The Worst Olympics Ever
Updated: Apr 20
Thursday - April 16th
Today's Scripture to Read: Hebrews 12:1-3
In 1904, St. Louis hosted the first summer Olympics outside of Europe. Traveling to a city in the center of the United States was not easy that early in the 20th Century. Only 12 countries participated. Of the 651 Olympians who competed, 526 were Americans. The organizer of the event experimented with a theory that athletes were slowed by drinking too much water. So, to the detriment of the athletes, water sources were extremely limited throughout the Olympics. The hot summer days of the Midwest were over 90 degrees and had consistently high humidity in 1904. Of the 32 runners in the marathon that year, only 14 completed the race. The first across the finish line was American Fred Lorz. He ran nine miles, gave up, and hitchhiked back to the Olympic Stadium on the publicly used dirt road designated as the marathon track.
The car he was riding in broke down, and he had to run the rest of the way. As he crossed the finish line, he was hailed the winner. While he was taking pictures to document his victory, someone shouted from the crowd they had seen Lorz in a car heading to the finish line. Lorz confessed, and race officials looked for the real winner.
Thomas Hicks emerged as that man. As Hicks got tired in the middle of the race, his trainers gave him brandy laced with strychnine. Instead of reinvigorating their runner as was the
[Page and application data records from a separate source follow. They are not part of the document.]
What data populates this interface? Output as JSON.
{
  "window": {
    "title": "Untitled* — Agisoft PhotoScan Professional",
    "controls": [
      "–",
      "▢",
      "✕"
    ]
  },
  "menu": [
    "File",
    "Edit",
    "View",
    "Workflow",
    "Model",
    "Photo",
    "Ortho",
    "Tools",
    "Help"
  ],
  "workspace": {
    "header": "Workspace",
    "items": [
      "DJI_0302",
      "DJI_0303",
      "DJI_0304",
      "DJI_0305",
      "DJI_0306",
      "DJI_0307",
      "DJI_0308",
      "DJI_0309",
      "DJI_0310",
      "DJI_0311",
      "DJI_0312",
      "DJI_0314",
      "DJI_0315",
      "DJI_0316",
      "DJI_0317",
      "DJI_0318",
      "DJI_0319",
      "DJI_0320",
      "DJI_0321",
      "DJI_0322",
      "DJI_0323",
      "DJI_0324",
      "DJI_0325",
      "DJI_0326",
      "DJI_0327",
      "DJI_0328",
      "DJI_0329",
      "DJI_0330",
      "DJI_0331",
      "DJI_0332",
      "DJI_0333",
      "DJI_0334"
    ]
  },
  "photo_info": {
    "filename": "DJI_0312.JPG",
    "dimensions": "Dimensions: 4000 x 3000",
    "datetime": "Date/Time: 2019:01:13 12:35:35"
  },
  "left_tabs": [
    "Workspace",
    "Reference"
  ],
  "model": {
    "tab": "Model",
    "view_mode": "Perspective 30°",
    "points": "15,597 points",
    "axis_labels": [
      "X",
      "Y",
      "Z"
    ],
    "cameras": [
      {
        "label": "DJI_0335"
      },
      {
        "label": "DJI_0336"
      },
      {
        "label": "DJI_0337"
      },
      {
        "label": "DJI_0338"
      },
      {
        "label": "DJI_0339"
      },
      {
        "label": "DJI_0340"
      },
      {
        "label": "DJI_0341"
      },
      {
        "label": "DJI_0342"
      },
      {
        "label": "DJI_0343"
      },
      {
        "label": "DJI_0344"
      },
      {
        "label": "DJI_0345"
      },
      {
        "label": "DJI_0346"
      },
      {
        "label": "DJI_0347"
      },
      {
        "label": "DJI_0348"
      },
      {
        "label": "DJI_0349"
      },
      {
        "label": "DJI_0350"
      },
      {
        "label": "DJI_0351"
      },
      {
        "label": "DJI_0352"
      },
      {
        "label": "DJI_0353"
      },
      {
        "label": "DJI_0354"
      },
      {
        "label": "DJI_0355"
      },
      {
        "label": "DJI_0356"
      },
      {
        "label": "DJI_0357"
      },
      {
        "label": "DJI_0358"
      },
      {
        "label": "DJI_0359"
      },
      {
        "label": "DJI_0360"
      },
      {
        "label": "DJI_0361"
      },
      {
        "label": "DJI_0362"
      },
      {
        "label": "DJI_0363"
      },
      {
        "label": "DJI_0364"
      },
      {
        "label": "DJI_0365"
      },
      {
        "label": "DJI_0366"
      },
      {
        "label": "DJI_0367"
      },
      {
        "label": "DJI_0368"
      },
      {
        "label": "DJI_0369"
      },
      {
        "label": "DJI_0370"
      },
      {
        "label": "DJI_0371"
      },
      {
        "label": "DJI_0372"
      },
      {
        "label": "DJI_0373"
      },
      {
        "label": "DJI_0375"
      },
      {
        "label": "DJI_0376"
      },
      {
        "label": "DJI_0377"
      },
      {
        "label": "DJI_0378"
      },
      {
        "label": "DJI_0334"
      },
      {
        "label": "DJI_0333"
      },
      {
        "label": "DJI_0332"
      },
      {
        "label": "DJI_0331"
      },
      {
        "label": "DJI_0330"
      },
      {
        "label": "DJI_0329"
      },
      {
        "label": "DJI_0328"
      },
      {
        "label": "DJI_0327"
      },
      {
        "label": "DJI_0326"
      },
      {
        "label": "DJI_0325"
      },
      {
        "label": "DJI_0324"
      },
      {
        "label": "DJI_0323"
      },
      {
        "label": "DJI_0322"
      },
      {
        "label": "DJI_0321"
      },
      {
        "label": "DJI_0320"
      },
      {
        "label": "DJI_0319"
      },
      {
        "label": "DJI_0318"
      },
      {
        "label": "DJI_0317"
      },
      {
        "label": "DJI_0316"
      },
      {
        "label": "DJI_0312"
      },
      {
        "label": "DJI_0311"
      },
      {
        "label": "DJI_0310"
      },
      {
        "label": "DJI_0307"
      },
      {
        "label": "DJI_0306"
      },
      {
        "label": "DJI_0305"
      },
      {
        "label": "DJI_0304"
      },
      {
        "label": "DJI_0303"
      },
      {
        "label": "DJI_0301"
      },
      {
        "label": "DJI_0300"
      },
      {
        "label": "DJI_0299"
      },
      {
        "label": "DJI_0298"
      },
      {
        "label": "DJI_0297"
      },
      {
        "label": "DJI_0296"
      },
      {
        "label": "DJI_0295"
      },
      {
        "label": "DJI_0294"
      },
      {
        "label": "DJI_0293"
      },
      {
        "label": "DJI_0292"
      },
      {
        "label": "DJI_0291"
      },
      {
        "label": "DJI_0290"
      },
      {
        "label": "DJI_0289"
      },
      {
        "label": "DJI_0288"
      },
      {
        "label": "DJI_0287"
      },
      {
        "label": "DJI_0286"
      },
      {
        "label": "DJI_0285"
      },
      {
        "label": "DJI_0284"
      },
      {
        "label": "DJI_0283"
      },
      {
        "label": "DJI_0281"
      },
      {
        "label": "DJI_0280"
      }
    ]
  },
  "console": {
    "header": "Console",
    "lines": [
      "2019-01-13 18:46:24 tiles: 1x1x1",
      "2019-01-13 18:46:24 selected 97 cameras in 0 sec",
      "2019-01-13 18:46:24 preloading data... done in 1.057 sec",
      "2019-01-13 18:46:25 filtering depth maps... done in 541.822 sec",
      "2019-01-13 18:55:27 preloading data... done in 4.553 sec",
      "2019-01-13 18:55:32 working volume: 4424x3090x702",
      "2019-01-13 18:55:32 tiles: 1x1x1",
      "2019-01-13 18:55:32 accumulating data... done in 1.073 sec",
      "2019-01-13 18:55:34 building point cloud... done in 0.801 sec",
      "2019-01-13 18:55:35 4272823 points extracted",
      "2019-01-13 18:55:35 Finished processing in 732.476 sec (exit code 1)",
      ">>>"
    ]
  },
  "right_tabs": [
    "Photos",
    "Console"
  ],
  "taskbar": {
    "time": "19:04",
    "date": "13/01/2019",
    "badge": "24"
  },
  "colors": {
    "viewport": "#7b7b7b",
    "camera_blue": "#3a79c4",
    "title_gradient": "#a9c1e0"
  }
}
thinking in that day, the brandy strychnine concoction rendered Hicks almost unconscious. Seeing the finish line, his trainers carried him across it, dragging his feet as he barely moved them in a running motion. Hicks was declared the winner. What a race! Hebrews 12:1-3 describes the Christian experience as a race. Verse one emphasizes that we have the heroes of the faith cheering us on in the stadium. It explains how important it is for us to drop anything distracting that is weighing us down as we run. Finally, the verse reminds us that we are in a race to which God Himself has called us. Verse two encourages us to keep our eyes on Jesus. He has run the race before us. He left us a pattern to follow. Verse three tells us not to grow weary in running the race of faith because Christ Himself endured so much. How have you been running the race? As you pursue living and loving like Jesus, are you keeping your eyes on Him? Have things during the COVID-19 crisis weighed you down - limiting your ability to continue pursuing Christ in running the race. Are you getting weary or worn out? Not all distractions are bad things in and of themselves. But, anything, even the blessings in our lives, can become diversions as we run the race. Write down a list of things that have or could easily distract you from Jesus. Confess the ones that currently move your focus to someone or something other than Him. Ask God to help you guard your life from those that could overtake you and distract you.
As you run the race, keep your eyes on the ultimate prize - Jesus Christ!